Friday, May 22, 2009

"The Girl She Used to Be"

David Cristofano has earned degrees in Government & Politics and Computer Science from the University of Maryland at College Park and has worked for different branches of the Federal Government for over a decade. His short works have been published by Like Water Burning and McSweeneys.

He applied the “Page 69 Test” to The Girl She Used to Be, his first novel, and reported the following:
The Girl She Used to Be tells the story of Melody Grace McCartney, a young woman who has lived a life lost in the Federal Witness Protection Program. While it comprises a handful of different components—the crime story, the love story, and the identity story—the third element serves as the hub for the other two spokes. Page 69 offers one of the moments where the identity and crime components converge. In fact, page 69 acts as the set-up for the first significant twist which unfolds in the subsequent pages.

Here, Jonathan Bovaro, the Mafioso once sent to kill Melody but has since made a change of plans, takes a moment to explain exactly how their lives have become entwined.
“You’re about to tell me some tragic news,” I say.

Jonathan sits up, puts his fork down, and takes a long, loud drink from his water glass. “I was there with my dad.” He nods a little. “The kids in the family were always kind of around. I mean, where could we go, really.” He takes a jerky, nervous breath. “I was supposed to stay upstairs and play with my cousins in a big billiards room on the third floor of Vincent’s place. You know, normally us little guys weren’t allowed to touch the pool tables for fear we’d rip the felt or something, so it was supposed to be this big deal for us to hang upstairs while my father and Jimmy did a little business.

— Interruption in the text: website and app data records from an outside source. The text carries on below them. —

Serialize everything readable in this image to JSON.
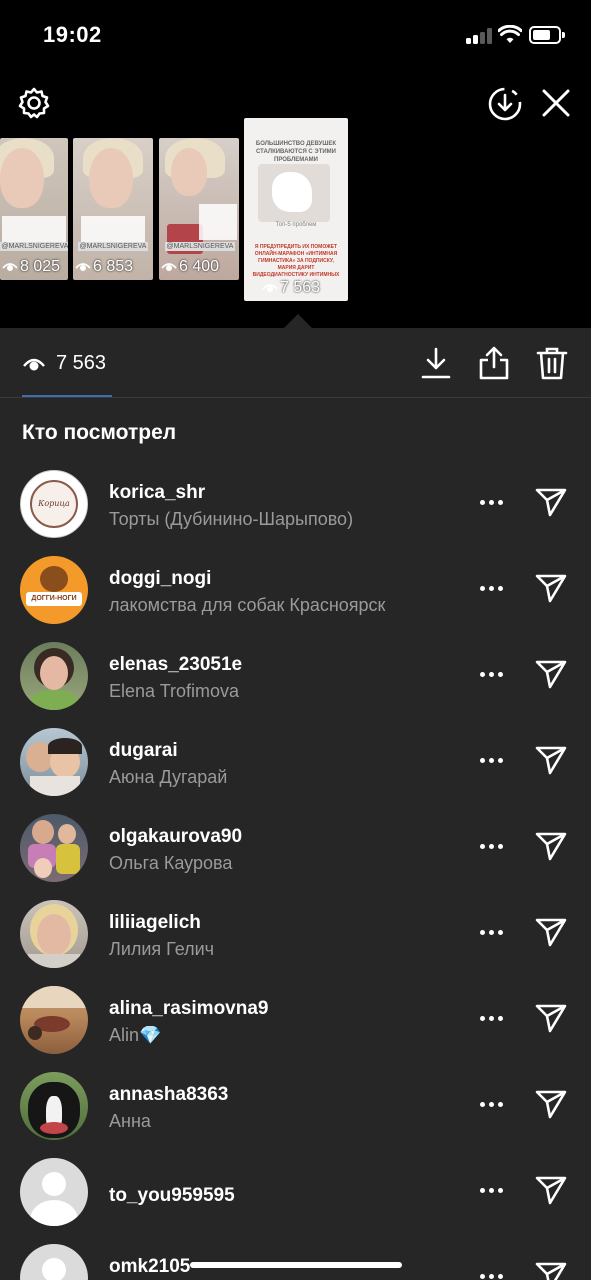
{
  "status_bar": {
    "time": "19:02"
  },
  "stories": [
    {
      "views": "8 025",
      "tag": "@MARLSNIGEREVA"
    },
    {
      "views": "6 853",
      "tag": "@MARLSNIGEREVA"
    },
    {
      "views": "6 400",
      "tag": "@MARLSNIGEREVA"
    },
    {
      "views": "7 563",
      "heading": "БОЛЬШИНСТВО ДЕВУШЕК СТАЛКИВАЮТСЯ С ЭТИМИ ПРОБЛЕМАМИ",
      "subtitle": "Топ-5 проблем",
      "promo": "Я ПРЕДУПРЕДИТЬ ИХ ПОМОЖЕТ ОНЛАЙН-МАРАФОН «ИНТИМНАЯ ГИМНАСТИКА» ЗА ПОДПИСКУ, МАРИЯ ДАРИТ ВИДЕОДИАГНОСТИКУ ИНТИМНЫХ"
    }
  ],
  "panel": {
    "view_count": "7 563",
    "section_title": "Кто посмотрел"
  },
  "viewers": [
    {
      "username": "korica_shr",
      "full_name": "Торты (Дубинино-Шарыпово)"
    },
    {
      "username": "doggi_nogi",
      "full_name": "лакомства для собак Красноярск"
    },
    {
      "username": "elenas_23051e",
      "full_name": "Elena Trofimova"
    },
    {
      "username": "dugarai",
      "full_name": "Аюна Дугарай"
    },
    {
      "username": "olgakaurova90",
      "full_name": "Ольга Каурова"
    },
    {
      "username": "liliiagelich",
      "full_name": "Лилия Гелич"
    },
    {
      "username": "alina_rasimovna9",
      "full_name": "Alin💎"
    },
    {
      "username": "annasha8363",
      "full_name": "Анна"
    },
    {
      "username": "to_you959595",
      "full_name": ""
    },
    {
      "username": "omk2105",
      "full_name": ""
    }
  ],
  "avatar_labels": {
    "korica": "Корица",
    "doggi": "ДОГГИ-НОГИ"
  },
  "colors": {
    "panel_bg": "#262626",
    "accent_tab": "#3a6fa8",
    "subtext": "#9a9a9a"
  }
}
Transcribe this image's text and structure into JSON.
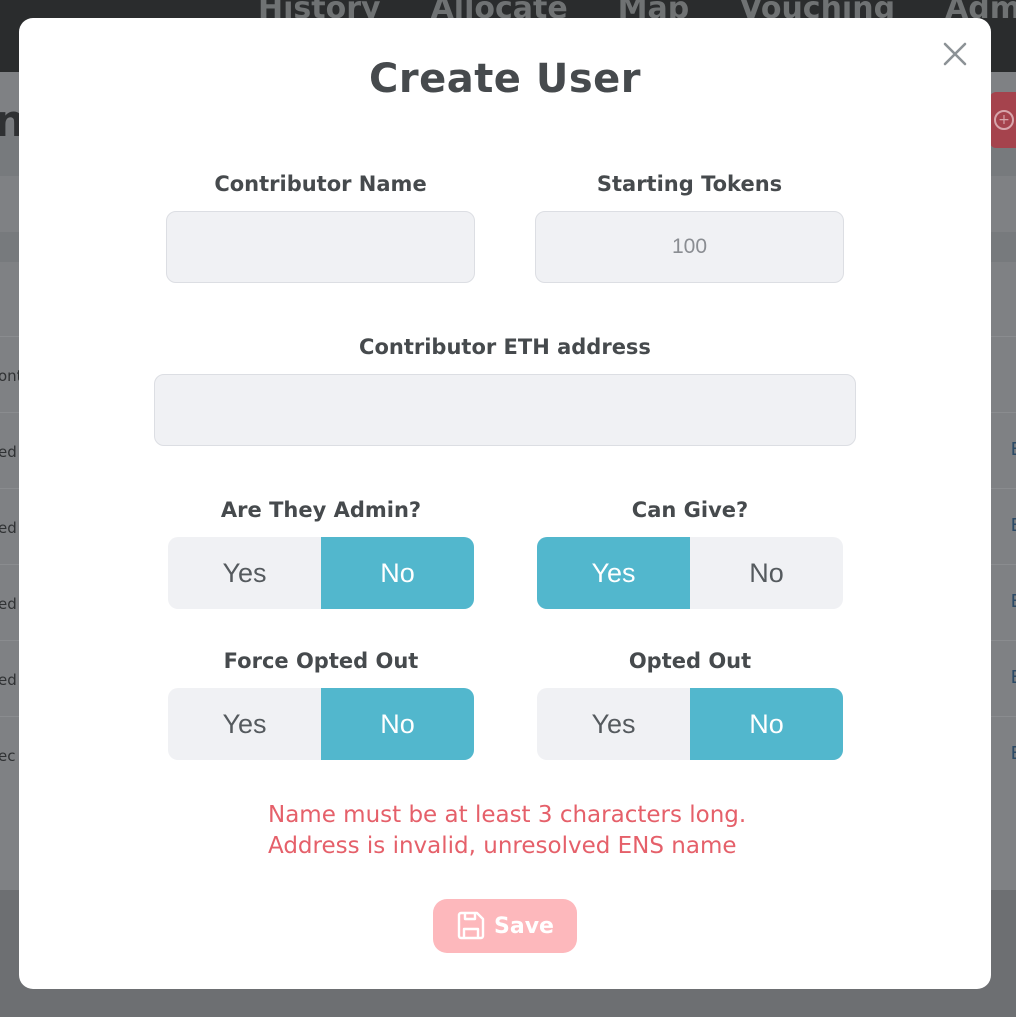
{
  "background": {
    "nav": [
      "History",
      "Allocate",
      "Map",
      "Vouching",
      "Admin"
    ],
    "page_title_fragment": "n",
    "rows": [
      {
        "cell": "ont",
        "edit": ""
      },
      {
        "cell": "ed",
        "edit": "E"
      },
      {
        "cell": "ed J",
        "edit": "E"
      },
      {
        "cell": "ed",
        "edit": "E"
      },
      {
        "cell": "ed",
        "edit": "E"
      },
      {
        "cell": "ec",
        "edit": "E"
      }
    ]
  },
  "modal": {
    "title": "Create User",
    "close_icon": "close-icon",
    "fields": {
      "contributor_name": {
        "label": "Contributor Name",
        "value": "",
        "placeholder": ""
      },
      "starting_tokens": {
        "label": "Starting Tokens",
        "value": "",
        "placeholder": "100"
      },
      "eth_address": {
        "label": "Contributor ETH address",
        "value": "",
        "placeholder": ""
      }
    },
    "toggles": {
      "is_admin": {
        "label": "Are They Admin?",
        "yes": "Yes",
        "no": "No",
        "selected": "No"
      },
      "can_give": {
        "label": "Can Give?",
        "yes": "Yes",
        "no": "No",
        "selected": "Yes"
      },
      "force_opted_out": {
        "label": "Force Opted Out",
        "yes": "Yes",
        "no": "No",
        "selected": "No"
      },
      "opted_out": {
        "label": "Opted Out",
        "yes": "Yes",
        "no": "No",
        "selected": "No"
      }
    },
    "errors": [
      "Name must be at least 3 characters long.",
      "Address is invalid, unresolved ENS name"
    ],
    "save": {
      "label": "Save",
      "icon": "save-icon"
    }
  },
  "colors": {
    "accent": "#52b7cd",
    "error": "#e5606a",
    "save_disabled": "#fdb8bc",
    "input_bg": "#f0f1f4"
  }
}
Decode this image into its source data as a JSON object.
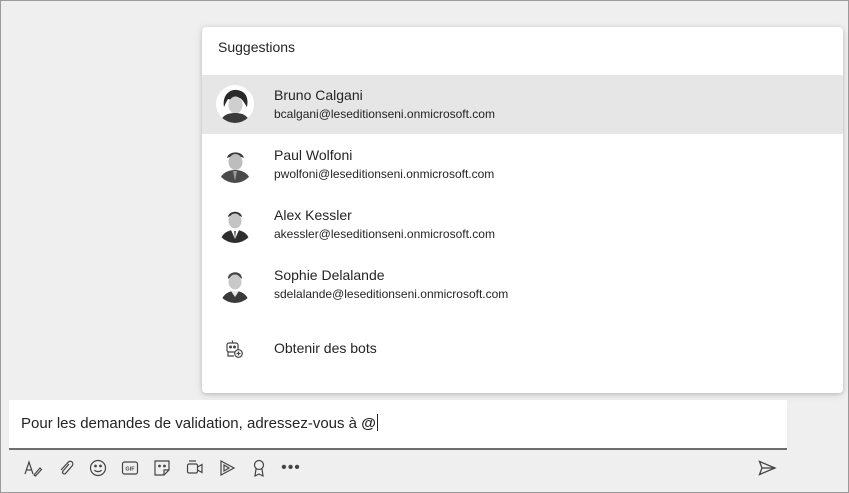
{
  "suggestions_popup": {
    "title": "Suggestions",
    "people": [
      {
        "name": "Bruno Calgani",
        "email": "bcalgani@leseditionseni.onmicrosoft.com",
        "avatar_icon": "user-photo-avatar"
      },
      {
        "name": "Paul Wolfoni",
        "email": "pwolfoni@leseditionseni.onmicrosoft.com",
        "avatar_icon": "user-photo-avatar"
      },
      {
        "name": "Alex Kessler",
        "email": "akessler@leseditionseni.onmicrosoft.com",
        "avatar_icon": "user-photo-avatar"
      },
      {
        "name": "Sophie Delalande",
        "email": "sdelalande@leseditionseni.onmicrosoft.com",
        "avatar_icon": "user-photo-avatar"
      }
    ],
    "get_bots_label": "Obtenir des bots",
    "get_bots_icon": "bot-add-icon"
  },
  "compose": {
    "text": "Pour les demandes de validation, adressez-vous à ",
    "mention_trigger": "@"
  },
  "toolbar": {
    "icons": [
      "format-icon",
      "attach-icon",
      "emoji-icon",
      "gif-icon",
      "sticker-icon",
      "meet-now-icon",
      "stream-icon",
      "praise-icon",
      "more-options-icon"
    ],
    "more_label": "•••",
    "send_icon": "send-icon"
  },
  "colors": {
    "background": "#efefef",
    "popup_background": "#ffffff",
    "selected_row": "#e6e6e6",
    "text": "#242424"
  }
}
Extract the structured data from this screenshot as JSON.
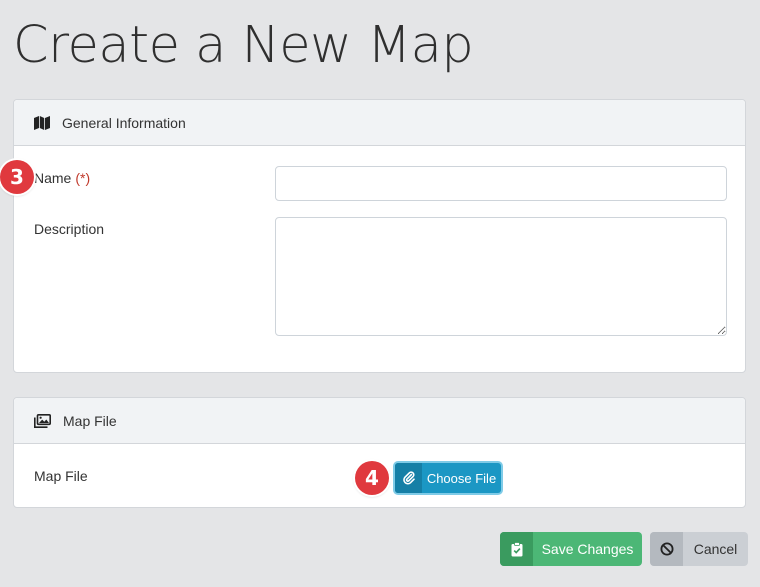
{
  "page": {
    "title": "Create a New Map"
  },
  "general": {
    "header": "General Information",
    "name_label": "Name",
    "required_marker": "(*)",
    "name_value": "",
    "description_label": "Description",
    "description_value": ""
  },
  "map_file": {
    "header": "Map File",
    "field_label": "Map File",
    "choose_label": "Choose File"
  },
  "actions": {
    "save_label": "Save Changes",
    "cancel_label": "Cancel"
  },
  "badges": {
    "step_name": "3",
    "step_file": "4"
  },
  "colors": {
    "save": "#4cb776",
    "cancel": "#cbcfd4",
    "choose_file": "#1b97c4",
    "badge": "#e0393e",
    "required": "#c0392b"
  }
}
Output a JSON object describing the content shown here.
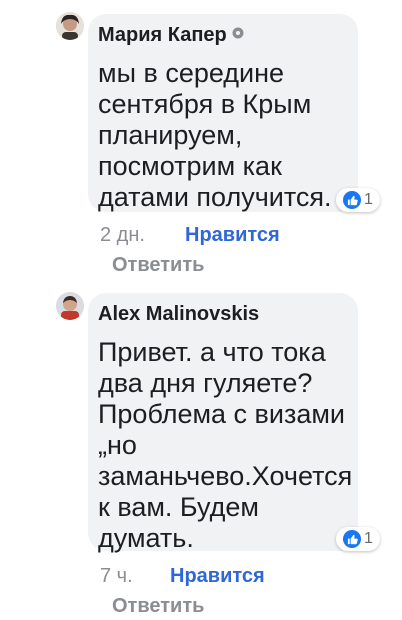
{
  "comments": [
    {
      "author": "Мария Капер",
      "text": "мы в середине сентября в Крым планируем, посмотрим как датами получится.",
      "reaction_count": "1",
      "time": "2 дн.",
      "like_label": "Нравится",
      "reply_label": "Ответить",
      "reaction_icon": "like-icon",
      "author_badge_icon": "gear-icon"
    },
    {
      "author": "Alex Malinovskis",
      "text": "Привет. а что тока два дня гуляете? Проблема с визами „но заманьчево.Хочется к вам. Будем думать.",
      "reaction_count": "1",
      "time": "7 ч.",
      "like_label": "Нравится",
      "reply_label": "Ответить",
      "reaction_icon": "like-icon"
    }
  ],
  "colors": {
    "bubble_bg": "#f1f2f4",
    "link_blue": "#2f66d8",
    "meta_gray": "#8a8d91",
    "text": "#1c1e21",
    "like_blue": "#1877f2"
  }
}
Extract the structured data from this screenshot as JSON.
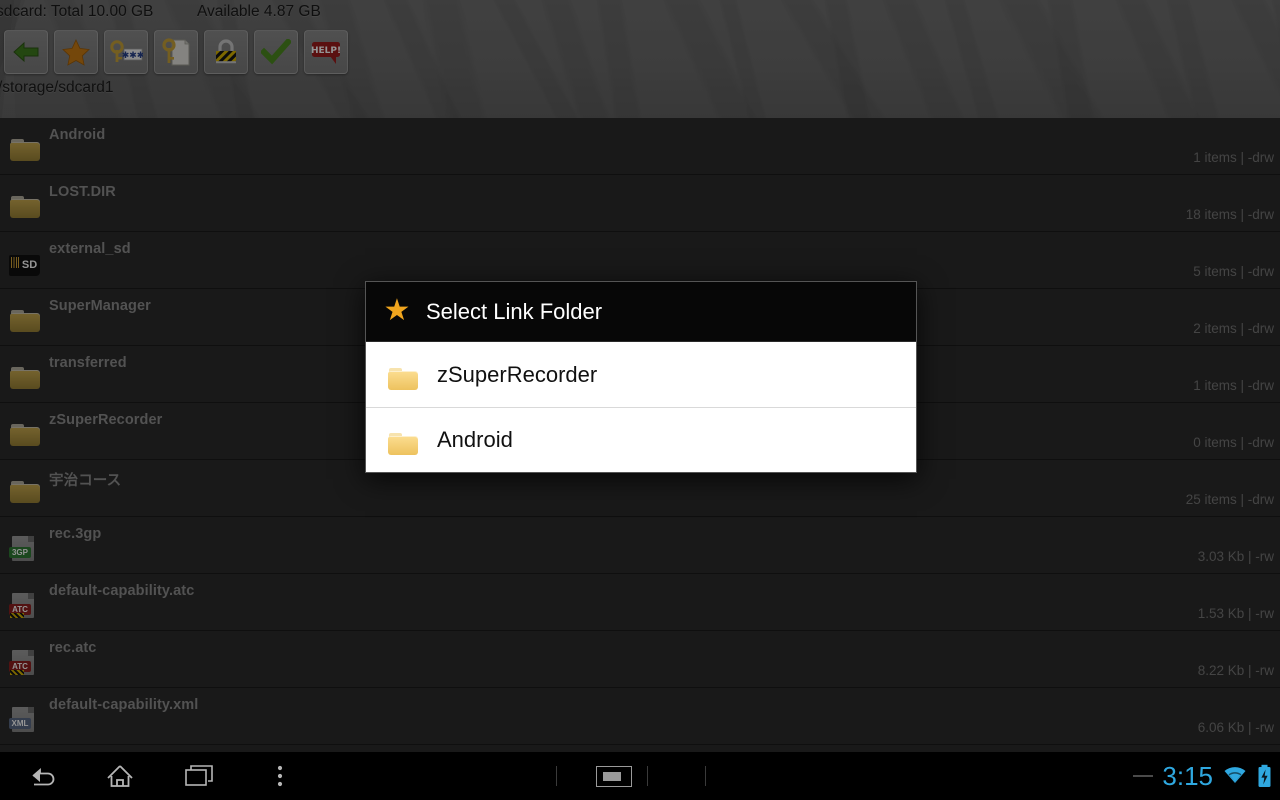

“Well, I thought my dad was the greatest, you know? Like any kid, I guess. So I wanted to see what he did for a living. I figured he was in the restaurant business. I mean, we were always eating in the best places and we could always pick whatever table we wanted and order whatever food we wanted and we never had to pay and stuff . . .” He wipes his forehead of sweat. “Well ... I snuck down when no one was looking and tried to catch a glimpse of his high-business dealings.”

He pauses and I am about to leap across the table and beat the rest out of him. I try to finish his thought. “You saw him slicing up Jimmy Fratello?”

Jonathan throws me for a loop by grabbing his fork, piling up a huge mound of risotto, and taking a bite. “No ... actually, I saw my dad and Jimmy just talking. It was pretty boring really. I watched for a while but lost interest, so I walked down the hallway and went outside.” He pokes at his veal as though he might begin slicing, then tosses his utensils on the table. “I remember that day: it was cold and dark outside. I stood in the alley next to Vincent’s and just stared at the gray sky.” He looks at me and purses his lips.
It is quite literally the next sentence—the first on page 70—that changes the trajectory of the story, and of Melody’s life, for the first time.

While page 69 offers critical back-story, it does not necessarily reflect the tone and pace of the rest of the novel. Told from Melody’s first-person perspective, the story is propelled by her thoughts and emotions, which are more accurately displayed on pages 68 and 70. The Girl She Used to Be is a novel about a life without choices, and page 69 slaps you right in the middle of why Melody had to survive a life without any.
Read an excerpt from The Girl She Used to Be, and learn more about the book and author at David Cristofano's website.

Check out the complete list of books in the Page 69 Test Series.

--Marshal Zeringue